Leon and Debra Black

NET WORTH: $6.4 billion

SOURCE OF WEALTH: Apollo Global Management

FUNDING AREAS: Cancer Research, Arts & Culture

OVERVIEW: Leon Black takes much the same approach with his philanthropy that he does with his career. He tries to direct the money where it will do the most good when he funds medical research, especially when it comes to cancer. He also tends to think big when funding arts projects.

BACKGROUND: Leon Black is the son of Eli Black, a prominent Jewish businessman who owned United Brands Company. He attended Dartmouth as an undergrad and did his MBA at Harvard, before going to work on Wall St. at Drexel Burnham Lambert in mergers and acquisitions. After Drexel collapsed in the late 80s, he formed Apollo Global Management. Interestingly, while the Leon Black Family Foundation gave out more than $4 million in grants in 2004 and nearly $6 million in  2005, it shut down that funding in 2006, has since been drained of its assets, and now only makes one or two grants a year to pre-selected organizations. 


HEALTH: When Debra, a Broadway producer, contracted melanoma, the couple was motivated to give $40 million to the Melanoma Research Alliance (MRA) over a four year period, and Debra became an active member of its board. Their family foundation has also funded stem cell research at Mt. Sinai, and Black is on the Board of FasterCures, an organization started by Michael Milken that seeks to facilitate research by pooling the resources of academic, business, and governmental entities. Some of the melanoma research at the MRA has proved relevant to other forms of cancer, which seems to be the Blacks' rather singular focus when it comes to health issues. 

ARTS & CULTURE: The Blacks' largest gift in this area has gone to the Black Family Visual Arts Center at Dartmouth, Black’s alma mater, at a cost of $48 million. In 2013, Black and other financial-giant alumni who invest on the school’s behalf were thought to have mishandled funds; some have even been accused of lining their own pockets.
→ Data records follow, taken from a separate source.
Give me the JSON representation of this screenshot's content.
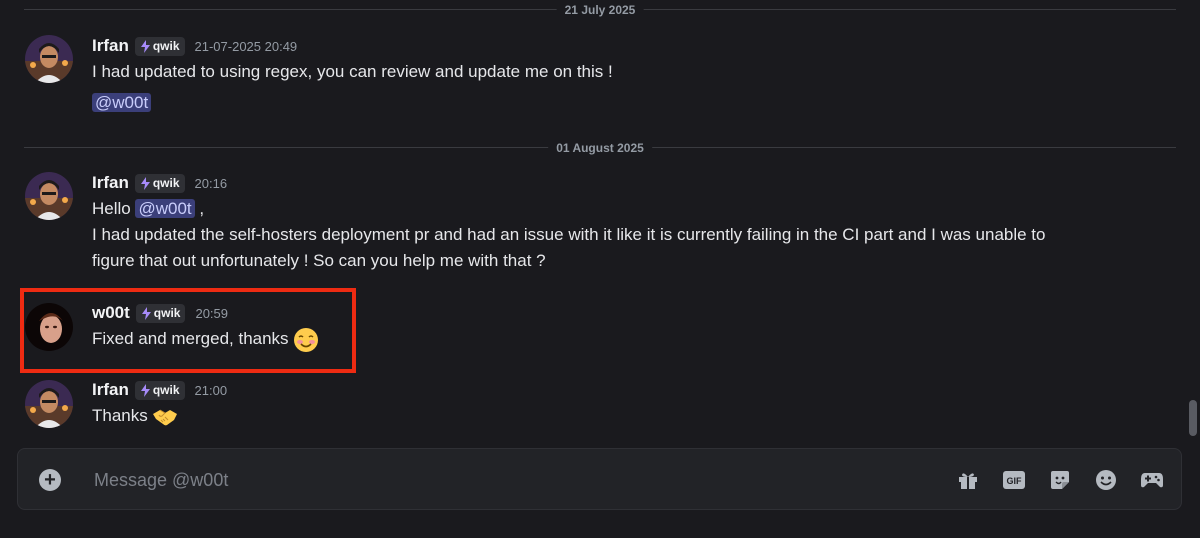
{
  "dividers": {
    "first": "21 July 2025",
    "second": "01 August 2025"
  },
  "tag_label": "qwik",
  "messages": [
    {
      "author": "Irfan",
      "timestamp": "21-07-2025 20:49",
      "line1": "I had updated to using regex, you can review and update me on this !",
      "mention": "@w00t"
    },
    {
      "author": "Irfan",
      "timestamp": "20:16",
      "hello": "Hello",
      "mention": "@w00t",
      "comma": ",",
      "line2": "I had updated the self-hosters deployment pr and had an issue with it like it is currently failing in the CI part and I was unable to",
      "line3": "figure that out unfortunately ! So can you help me with that ?"
    },
    {
      "author": "w00t",
      "timestamp": "20:59",
      "text": "Fixed and merged, thanks"
    },
    {
      "author": "Irfan",
      "timestamp": "21:00",
      "text": "Thanks"
    }
  ],
  "composer": {
    "placeholder": "Message @w00t",
    "tools": [
      "gift-icon",
      "gif-icon",
      "sticker-icon",
      "emoji-icon",
      "games-icon"
    ]
  },
  "colors": {
    "background": "#1a1a1e",
    "mention_bg": "#3b3f7a",
    "highlight_border": "#ee2b12"
  }
}
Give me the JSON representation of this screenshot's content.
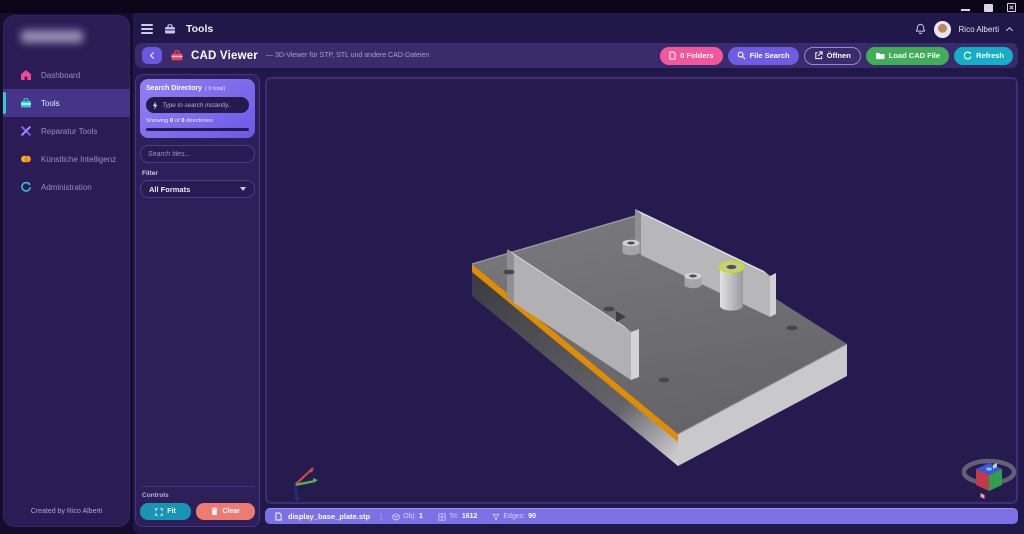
{
  "window": {
    "title_hidden": "",
    "controls": [
      "minimize",
      "maximize",
      "close"
    ]
  },
  "sidebar": {
    "items": [
      {
        "label": "Dashboard",
        "icon": "home-icon"
      },
      {
        "label": "Tools",
        "icon": "toolbox-icon",
        "active": true
      },
      {
        "label": "Reparatur Tools",
        "icon": "repair-tools-icon"
      },
      {
        "label": "Künstliche Intelligenz",
        "icon": "brain-icon"
      },
      {
        "label": "Administration",
        "icon": "sync-icon"
      }
    ],
    "footer": "Created by Rico Alberti"
  },
  "topbar": {
    "title": "Tools",
    "user": "Rico Alberti"
  },
  "header": {
    "title": "CAD Viewer",
    "subtitle": "— 3D-Viewer für STP, STL und andere CAD-Dateien",
    "folders_button": "0 Folders",
    "file_search_button": "File Search",
    "open_button": "Öffnen",
    "load_button": "Load CAD File",
    "refresh_button": "Refresh"
  },
  "panel": {
    "search_directory_title": "Search Directory",
    "search_directory_count": "( 0  total)",
    "instant_placeholder": "Type to search instantly..",
    "showing_prefix": "Showing",
    "showing_n1": "0",
    "showing_of": "of",
    "showing_n2": "0",
    "showing_suffix": "directories",
    "files_placeholder": "Search files...",
    "filter_label": "Filter",
    "format_value": "All Formats",
    "controls_label": "Controls",
    "fit_button": "Fit",
    "clear_button": "Clear"
  },
  "statusbar": {
    "filename": "display_base_plate.stp",
    "obj_label": "Obj:",
    "obj_value": "1",
    "tri_label": "Tri:",
    "tri_value": "1612",
    "edges_label": "Edges:",
    "edges_value": "90"
  },
  "colors": {
    "accent_purple": "#6c59e8",
    "accent_pink": "#f4569a",
    "accent_green": "#3fae57",
    "accent_teal": "#14aec7",
    "danger_salmon": "#ee7b71",
    "highlight_edge_orange": "#e08c00",
    "highlight_ring_yellow": "#ccdf12",
    "viewport_bg": "#251b4e",
    "statusbar_bg": "#7b70e4"
  }
}
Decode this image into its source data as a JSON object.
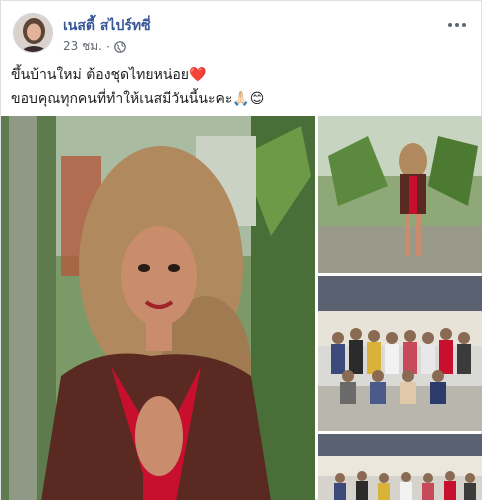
{
  "post": {
    "author": "เนสตี้ สไปร์ทซี่",
    "time": "23 ชม.",
    "separator": "·",
    "privacy_icon": "globe-icon",
    "more_icon": "more-options-icon",
    "text_line1": "ขึ้นบ้านใหม่ ต้องชุดไทยหน่อย❤️",
    "text_line2": "ขอบคุณทุกคนที่ทำให้เนสมีวันนี้นะคะ🙏🏻😊"
  },
  "photos": {
    "main": "woman-in-thai-dress-photo",
    "side1": "standing-pose-photo",
    "side2": "group-photo",
    "side3": "group-photo-2"
  },
  "colors": {
    "author_link": "#385898",
    "dress_red": "#c8102e",
    "dress_brown": "#5a2a22",
    "foliage": "#4f7a3a"
  }
}
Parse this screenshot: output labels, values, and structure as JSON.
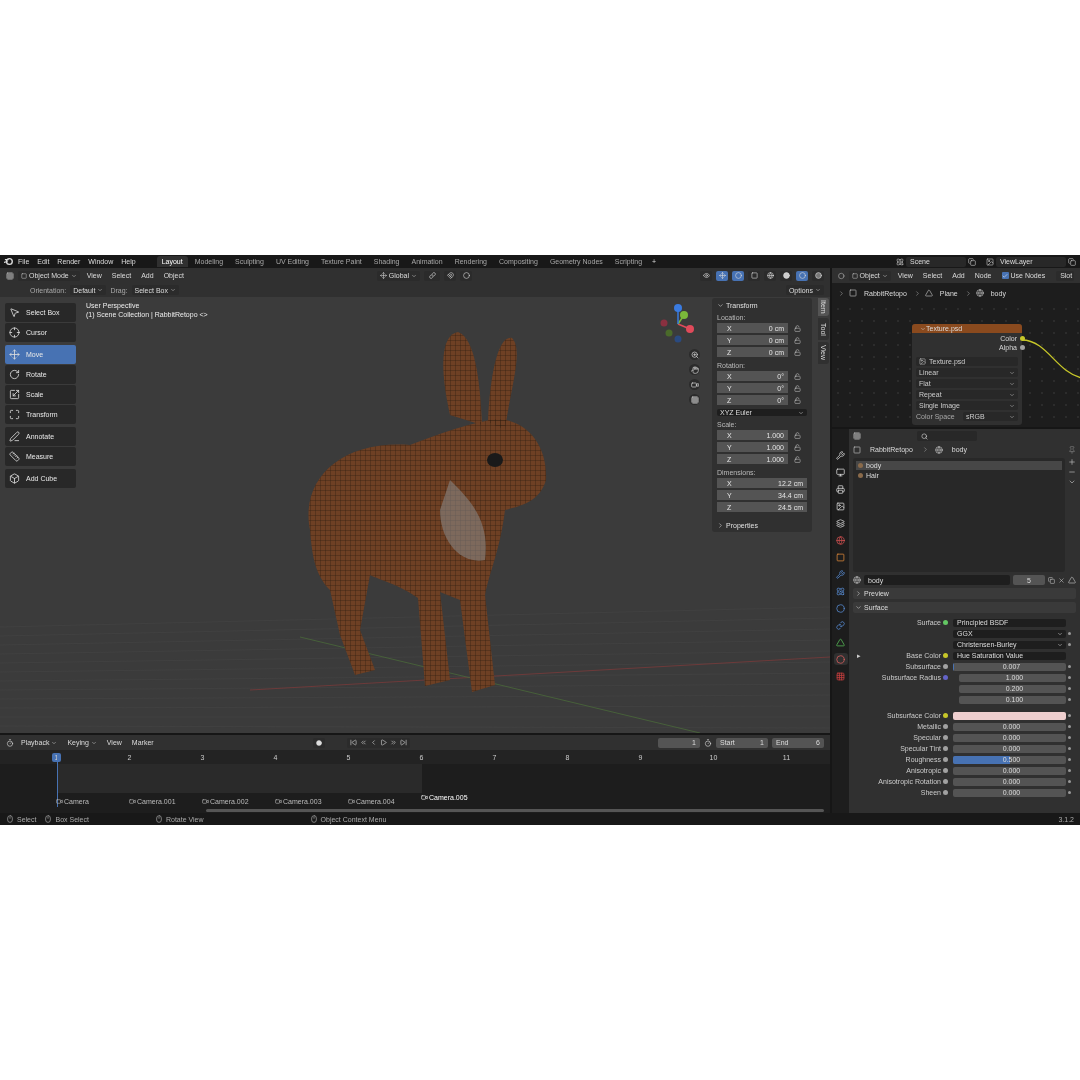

The Blacks have also sponsored professorships at Dartmouth in Shakespeare and in Jewish Studies, and they gave Yale University Press a healthy sum to launch a 100-book series of biographies of famous Jews, “from Abraham to Bob Dylan.” Black is interested in delineating and preserving a sense of “Jewish continuity” throughout the ages; to this end, he also gave Birthright Israel $250,000 in 2010.

Black, a major collector, was revealed in 2012 to be the “anonymous” purchaser who shelled out almost $120 million for one of Edvard Munch’s Scream paintings. He plans to make it available for public viewing at the Museum of Modern Art, to which he gave $11.45 million; he is a trustee of the museum, as well as of the Asia Society and the Jewish Museum. Black has bold plans for “geographic expansion” at Phaidon Press, an art publishing house he bought in 2012. So art, for Black, is not merely a charity case—it can have serious business potential.

INTERFAITH RELATIONS: One of the few grants coming out of the Leon Black Family Foundation the last several years has been to the Tony Blair Faith Foundation, which promotes interfaith dialogue. As mentioned above, Black also donates to a number of Jewish organizations. 

LOOKING FORWARD: Black's interest in health is likely shifting more towardFasterCures, which actually has a Philanthropy Advisory Service (PAS). The PAS teaches philanthropists to “Give Smarter” by joining donors with research interests, taking Black’s sort of “portfolio approach” to funding medical research, so it's a good place to look for innovative research outfits. As far as arts and culture go, again, bold initiatives seem to catch Black's eye, and of course Jewish organizations also have an advantage. 


Leon Black Family Foundation
445 Park Avenue, No. 1401
New York, NY 10022